Distraught, Abe hung his head, causing his glasses to unhinge from his ears and fall to the floor. As he reached down to grab them, he noticed an image in a discarded bottle on the ground. It took him several moments to recognize the handsome man in the reflection was, indeed, himself. Excitedly, he quickly slid the glasses into his front pocket and strolled squinty-eyed to the nearest female, his confidence re-installed.

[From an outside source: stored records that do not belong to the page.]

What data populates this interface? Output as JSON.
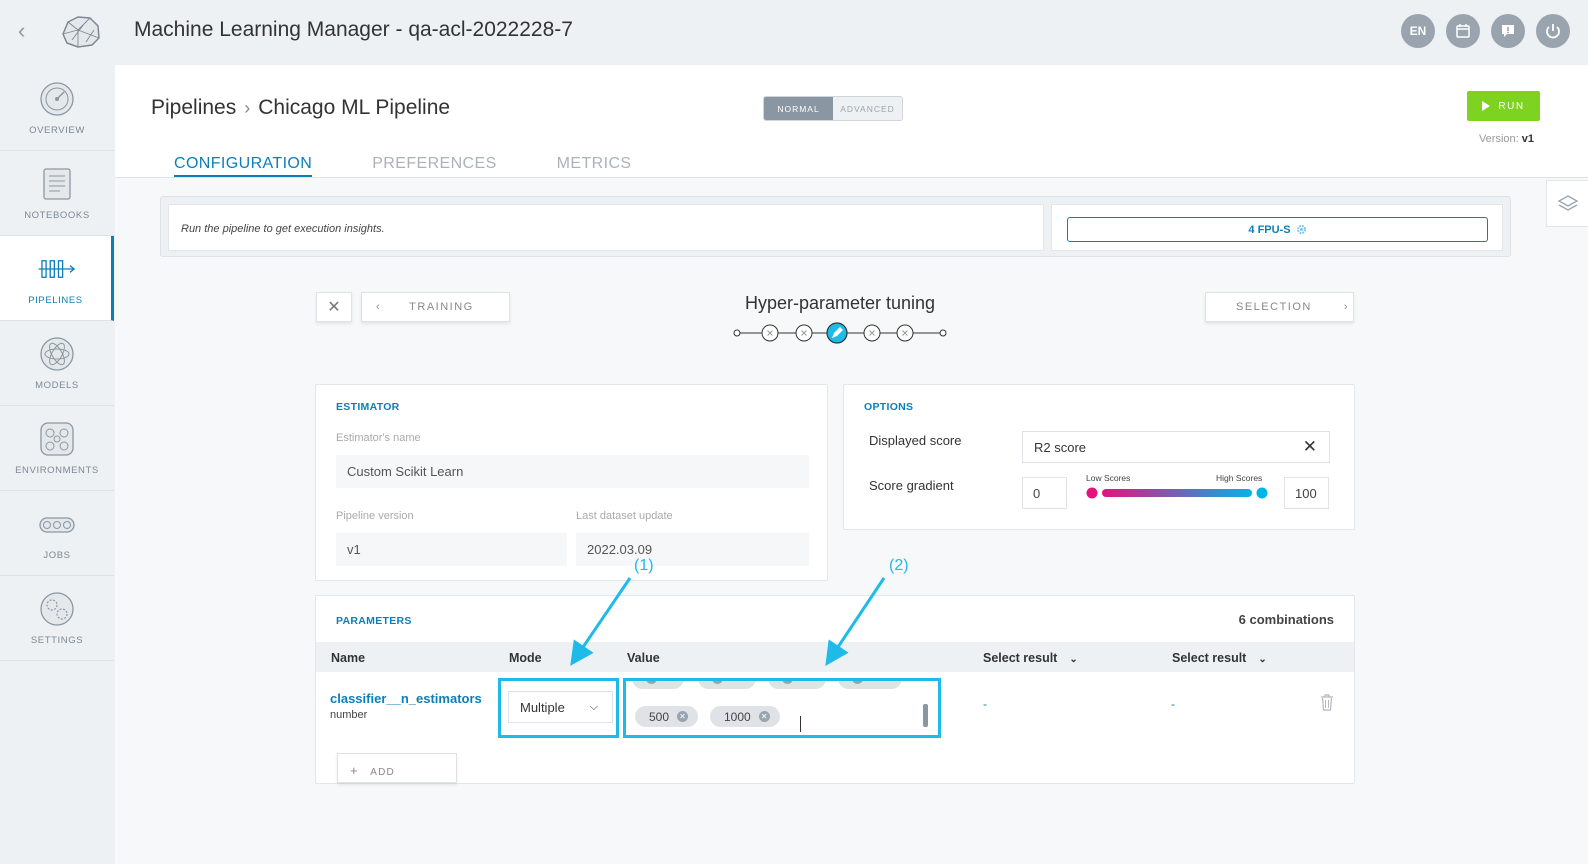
{
  "app": {
    "title": "Machine Learning Manager - qa-acl-2022228-7",
    "lang": "EN"
  },
  "sidebar": {
    "items": [
      {
        "label": "OVERVIEW",
        "icon": "gauge-icon"
      },
      {
        "label": "NOTEBOOKS",
        "icon": "notebook-icon"
      },
      {
        "label": "PIPELINES",
        "icon": "pipeline-icon",
        "active": true
      },
      {
        "label": "MODELS",
        "icon": "atom-icon"
      },
      {
        "label": "ENVIRONMENTS",
        "icon": "network-icon"
      },
      {
        "label": "JOBS",
        "icon": "conveyor-icon"
      },
      {
        "label": "SETTINGS",
        "icon": "gears-icon"
      }
    ]
  },
  "header": {
    "breadcrumb_root": "Pipelines",
    "breadcrumb_current": "Chicago ML Pipeline",
    "mode_normal": "NORMAL",
    "mode_advanced": "ADVANCED",
    "run_label": "RUN",
    "version_label": "Version:",
    "version_value": "v1",
    "tabs": [
      "CONFIGURATION",
      "PREFERENCES",
      "METRICS"
    ]
  },
  "infobar": {
    "message": "Run the pipeline to get execution insights.",
    "fpu": "4 FPU-S"
  },
  "stepper": {
    "prev_label": "TRAINING",
    "title": "Hyper-parameter tuning",
    "next_label": "SELECTION",
    "steps_total": 5,
    "active_step": 3
  },
  "estimator": {
    "title": "ESTIMATOR",
    "name_label": "Estimator's name",
    "name_value": "Custom Scikit Learn",
    "pipeline_version_label": "Pipeline version",
    "pipeline_version_value": "v1",
    "last_update_label": "Last dataset update",
    "last_update_value": "2022.03.09"
  },
  "options": {
    "title": "OPTIONS",
    "displayed_score_label": "Displayed score",
    "displayed_score_value": "R2 score",
    "gradient_label": "Score gradient",
    "gradient_min": "0",
    "gradient_max": "100",
    "low_label": "Low Scores",
    "high_label": "High Scores",
    "gradient_colors": [
      "#e5127d",
      "#00b4e6"
    ]
  },
  "parameters": {
    "title": "PARAMETERS",
    "combinations": "6 combinations",
    "columns": {
      "name": "Name",
      "mode": "Mode",
      "value": "Value",
      "select1": "Select result",
      "select2": "Select result"
    },
    "row": {
      "name": "classifier__n_estimators",
      "type": "number",
      "mode": "Multiple",
      "values": [
        "500",
        "1000"
      ],
      "result1": "-",
      "result2": "-"
    },
    "add_label": "ADD"
  },
  "annotations": {
    "label1": "(1)",
    "label2": "(2)"
  },
  "colors": {
    "accent": "#0d7fb8",
    "run": "#7ed321",
    "annotation": "#1ebbe9"
  }
}
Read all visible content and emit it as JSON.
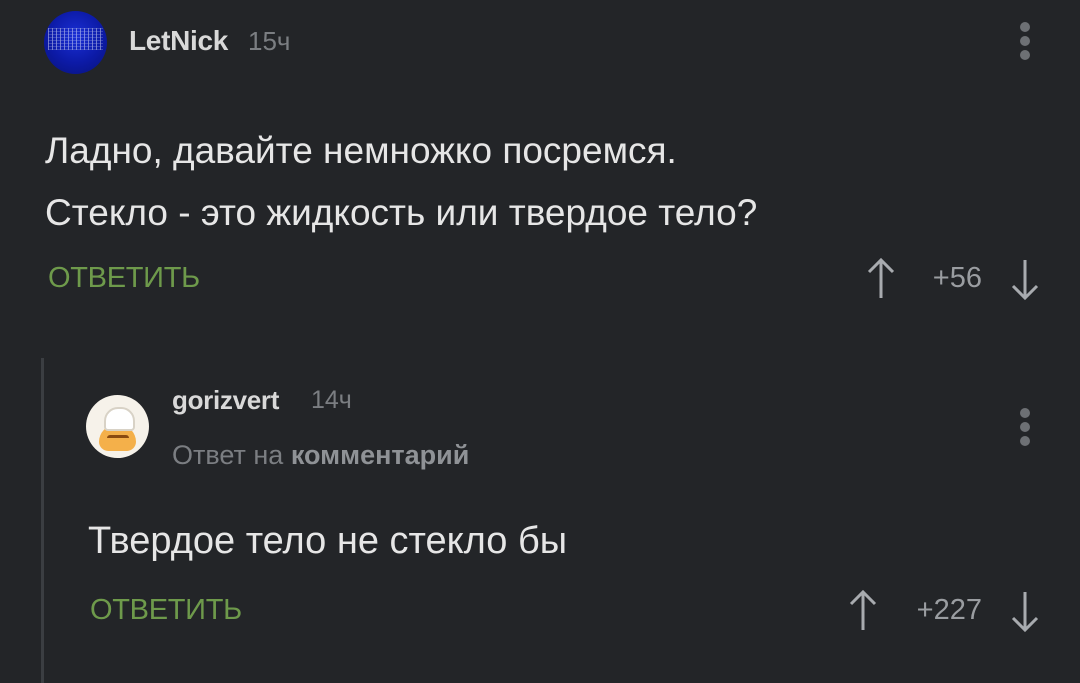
{
  "comments": [
    {
      "username": "LetNick",
      "time": "15ч",
      "text_lines": [
        "Ладно, давайте немножко посремся.",
        "Стекло - это жидкость или твердое тело?"
      ],
      "reply_label": "ОТВЕТИТЬ",
      "score": "+56",
      "avatar_icon": "avatar-blue-static-icon"
    },
    {
      "username": "gorizvert",
      "time": "14ч",
      "reply_to_prefix": "Ответ на",
      "reply_to_link": "комментарий",
      "text_lines": [
        "Твердое тело не стекло бы"
      ],
      "reply_label": "ОТВЕТИТЬ",
      "score": "+227",
      "avatar_icon": "avatar-chef-icon"
    }
  ],
  "icons": {
    "upvote": "arrow-up-icon",
    "downvote": "arrow-down-icon",
    "menu": "more-vertical-icon"
  },
  "colors": {
    "background": "#232528",
    "reply_action": "#6e9a4b",
    "muted_text": "#7b7e82",
    "body_text": "#e6e6e6"
  }
}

An awkward moment, where Abe's impaired vision causes him to flirt with a guy he mistakes for a beautiful woman
He talked at a brisk pace. Bouncing from woman to woman, not really caring what they were saying or what they were thinking. His topic of conversation was strictly the show, telling everyone what his favorite part was and how technically sound the entire show was. If he had slowed down enough to let other's talk, he would have seen the puzzlement and slight amusement his eccentricity was causing.

Abe was just in the middle of a rant about how the lyrics in "Under My Thumb" directly mirrored his own life when someone screamed out, "They're HERE!"

A wave of people flooded the hallways and, this time, Abe was the aggressor. Shoving several women aside, Abe tried to hop over the crowd to get a short glimpse of the band, who he was sure was waiting at the end of the hallway. Alas, his small stature was not enough to force his way near the end of the hallway, and he soon found himself outside the venue with other disappointed fans.

Mixed between exhaustion and disappointment, Abe contemplated one last charge to get face-to-face with the men he so worshiped, but even in his delirium, he knew there was no chance.

As he walked the barren streets on his way home humming "Lady Jane", Abe reached in his front pocket to don his glasses once again. As his hand slid down the silky pouch, he body became paralyzed in fear. They were gone. Not only had he escaped his home against his father's will, and stolen his brother's clothing, but now he had lost his expensive pair of glasses! He knew his parents would find out and he'd be in for the whooping of his lifetime.

Abe crept into his home and glanced at the clock. It was 1 AM. He stopped and smiled, realizing he had never seen the clock in this formation at night. He tiptoed into his room to find his bed occupied by another one of his brother's girls. Though this night, it didn't bothered him as much. Abe disrobed and rolled together his brother's clothes into a makeshift pillow. He switched on his record player and curled himself into a ball. The record whispered out a tune that resembled "High and Dry." As fearful thoughts of tomorrow's punishment ran through his head, Abe slowly wept himself to sleep...though his tears less frequent and his weeps a little less audible than on a typical night.